systemd-analyze blame doesn’t tell much on its own. It shows startup times of units, but most of them should be running in parallel. The manual explains this in more detail.

You can generate a graph that shows the actual order and timing of units. Do a cold boot first (completely shut down, then boot the computer), then run this command:

systemd-analyze plot | tee plot.svg | fpaste

This will save the plot to a file plot.svg (which you can open in your image viewer or browser) and also upload it to the Fedora pastebin. Reply with the URL given.

That was very cool.
Here is the url link it provided;

Ps, I noticed that is says “initrd” took around 30 seconds. Is that normal ?

Your entire startup took only slightly over 42 seconds. That does not seem super slow to me.

It seems that configuring /dev/sda and its partitions took about 30 seconds of that time required for initrd. What type device is sda? HDD or SSD?

I used to boot from a sata SSD and it took almost 2 minutes. I installed an M.2 nvme drive and it now takes about 15 seconds with no other changes.

The ~30s for initrd phase seems abnormal, I usually see it around 3s to 15s (and that includes other reports of slow boots). In particular the dracut-initqueue.service stands out to me.

Can you upload the journal as well? Hopefully there’s a clue in there.

journalctl -b | fpaste

Is the SSD shown in your earlier screenshot the only disk on this computer?
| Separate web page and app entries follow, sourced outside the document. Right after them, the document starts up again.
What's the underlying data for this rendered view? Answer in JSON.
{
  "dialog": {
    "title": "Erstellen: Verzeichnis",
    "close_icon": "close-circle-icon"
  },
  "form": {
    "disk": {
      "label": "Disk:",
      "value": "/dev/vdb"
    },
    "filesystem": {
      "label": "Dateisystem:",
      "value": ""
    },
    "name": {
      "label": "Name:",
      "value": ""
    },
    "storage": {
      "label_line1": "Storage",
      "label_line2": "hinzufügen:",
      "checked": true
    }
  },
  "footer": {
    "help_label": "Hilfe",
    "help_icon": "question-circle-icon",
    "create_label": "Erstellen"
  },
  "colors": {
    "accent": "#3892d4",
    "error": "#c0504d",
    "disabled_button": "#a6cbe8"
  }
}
Any USB devices connected at boot other than mouse/keyboard? Could you try disconnecting them and see if it affects the boot time?

I have installed an older Sata SSD (ADATA XPG SX900 250gb).

Before this I had a HDD and a good amount/if not most Linux Distro’s boot up much faster than Fedora 38 with an ssd installed.

This laptop doesn’t support nvme .